Last week the Monetary Policy Committee (MPC) of the Bank of England voted to increase base interest rate for the fourteenth consecutive time, to 5.25 per cent. While the rationale behind this move was supposed to be curbing inflation, the consequences will be dire for those on the lowest incomes – with young people disproportionately impacted. And it is a symptom of a much wider problem.
The MPC has found itself repeatedly increasing the cost of borrowing due to its own failure to get a grip on inflation earlier. Increased interest rates means that people already struggling with debt such as loans and credit cards will have to spend more of their income paying their creditors. It’s often the poorest and most vulnerable who find themselves in debt, and who therefore find themselves bearing the burden.
There will also be consequences for the housing market. People with mortgages have already seen their repayments shoot up. Obviously this has had a negative impact on house prices, but it’s put even more pressure on the private rental sector: people who would otherwise be trying to buy are instead renting for longer, and this increased demand is forcing rents even higher. Given that young people and those on lower incomes are far more likely to be renting or to have a mortgage, they’re the ones worst off. Contrast this with older people, a significant proportion of whom own their home outright and have savings. Not only are they debt free, they’re so protected from increasing interest rates their wealth actually increases.
The MPC’s decision is also bad news for workers. We can expect unemployment to increase by approximately 350,000. Again it’s often young people and those on lower incomes who are hit the hardest when it comes to downturns in employment, and who thus pay the price for the Bank’s failings. This is particularly galling considering younger people have already experienced one lost decade of low growth and stagnant living standards.
The picture was much the same when monetary policy was much looser. The MPC was right to lower the base rate after the global financial crisis; the actions of the Bank of England and other central banks helped to ensure that the Great Recession didn’t turn into a depression. However, loose monetary policy increased the value of assets, thereby making the already wealthy even better off.

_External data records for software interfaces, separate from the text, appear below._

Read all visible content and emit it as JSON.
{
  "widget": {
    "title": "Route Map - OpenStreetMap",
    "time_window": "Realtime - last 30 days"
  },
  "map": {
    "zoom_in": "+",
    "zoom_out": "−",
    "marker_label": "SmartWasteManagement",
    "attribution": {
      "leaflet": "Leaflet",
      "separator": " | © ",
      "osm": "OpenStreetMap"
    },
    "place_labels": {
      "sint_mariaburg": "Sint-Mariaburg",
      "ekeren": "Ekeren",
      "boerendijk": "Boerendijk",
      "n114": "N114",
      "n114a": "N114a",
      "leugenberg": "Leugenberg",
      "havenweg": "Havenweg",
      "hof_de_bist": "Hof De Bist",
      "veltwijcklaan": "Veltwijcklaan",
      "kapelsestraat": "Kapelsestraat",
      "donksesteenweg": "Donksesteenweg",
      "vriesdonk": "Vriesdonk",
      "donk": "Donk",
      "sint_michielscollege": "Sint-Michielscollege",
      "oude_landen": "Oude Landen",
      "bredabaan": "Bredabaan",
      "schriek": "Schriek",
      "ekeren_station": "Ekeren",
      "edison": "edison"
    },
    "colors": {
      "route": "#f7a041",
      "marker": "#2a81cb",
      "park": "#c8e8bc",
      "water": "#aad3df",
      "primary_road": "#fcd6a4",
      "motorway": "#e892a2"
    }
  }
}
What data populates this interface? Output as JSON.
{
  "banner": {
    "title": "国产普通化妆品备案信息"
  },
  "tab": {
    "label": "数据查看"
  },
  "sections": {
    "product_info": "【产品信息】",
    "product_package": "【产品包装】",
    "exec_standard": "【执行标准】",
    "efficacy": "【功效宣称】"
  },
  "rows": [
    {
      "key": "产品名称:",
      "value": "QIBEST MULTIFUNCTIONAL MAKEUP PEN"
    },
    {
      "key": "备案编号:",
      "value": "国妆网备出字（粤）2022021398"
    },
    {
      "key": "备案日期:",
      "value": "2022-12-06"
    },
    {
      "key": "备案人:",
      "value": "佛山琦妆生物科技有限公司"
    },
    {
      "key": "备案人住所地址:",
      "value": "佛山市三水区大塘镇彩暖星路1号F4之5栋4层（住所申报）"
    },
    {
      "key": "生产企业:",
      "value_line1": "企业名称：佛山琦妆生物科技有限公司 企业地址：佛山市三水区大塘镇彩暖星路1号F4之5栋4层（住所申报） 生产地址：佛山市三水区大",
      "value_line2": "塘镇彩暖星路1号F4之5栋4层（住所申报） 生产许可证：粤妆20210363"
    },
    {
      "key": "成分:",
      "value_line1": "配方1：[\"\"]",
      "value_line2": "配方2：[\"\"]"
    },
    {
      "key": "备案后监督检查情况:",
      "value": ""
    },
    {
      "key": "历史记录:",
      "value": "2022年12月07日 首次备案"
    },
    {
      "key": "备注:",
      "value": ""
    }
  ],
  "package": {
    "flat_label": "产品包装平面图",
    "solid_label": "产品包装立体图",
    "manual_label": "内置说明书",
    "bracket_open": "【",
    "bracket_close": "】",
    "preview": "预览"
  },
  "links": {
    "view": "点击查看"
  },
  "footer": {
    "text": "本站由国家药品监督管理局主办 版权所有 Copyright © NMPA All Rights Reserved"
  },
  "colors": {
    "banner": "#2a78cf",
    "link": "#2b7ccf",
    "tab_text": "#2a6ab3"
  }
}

That said, it’s wrong to lay all the blame with the Bank of England. It’s the government that is the real culprit here. It has failed to implement the supply-side reforms that would have brought about sustainable economic growth – investing in transport and energy infrastructure, liberalising the planning system and allowing millions of new homes to be built. The government’s failure to stand up to rent-seeking nimbys has meant that economic growth has been practically non-existent, with younger and poorer households being most adversely affected.
However, the Bank must accept some responsibility. It has frequently shown itself to be out of touch with ordinary people, not least when last year its governor Andrew Bailey told the public not to ask for a pay rise. The key decision makers at the Bank come from the same background of academia or the City, or they have been long-time Bank employees, which inevitably leads to group-think. While the main criteria for a senior role at the Bank should obviously be economic expertise and a strong grasp of monetary policy, increasing diversity of thought on the MPC is needed. It could be done by increasing the number of external members of the MPC and drawing them from different sectors of the economy.
The main issue, though, is the Bank’s remit. It is supposed to keep inflation at 2 per cent. When one considers the last 25 years in total, it has been remarkably successful. But having such a strict target while only having blunt tools at its disposal causes all sorts of problems. For example, the Bank is deemed to have been successful if it keeps inflation to 2 per cent even if it has been forced to engineer a recession and all the job losses and other misery that goes with to achieve the goal. The remit of the Bank needs to change: economic growth, employment and equality all need to be given greater consideration. Inflation targeting should be replaced with nominal GDP targeting, allowing the Bank to tackle high inflation without hindering economic growth.
Bank of England and government policies have entrenched income and generational inequality while delivering low economic growth. While it is the government that is largely at fault, we need a shake-up at the Bank – in both personnel and its remit – to stop the rot.
[See also: Why Britain is broke, with Ed Conway]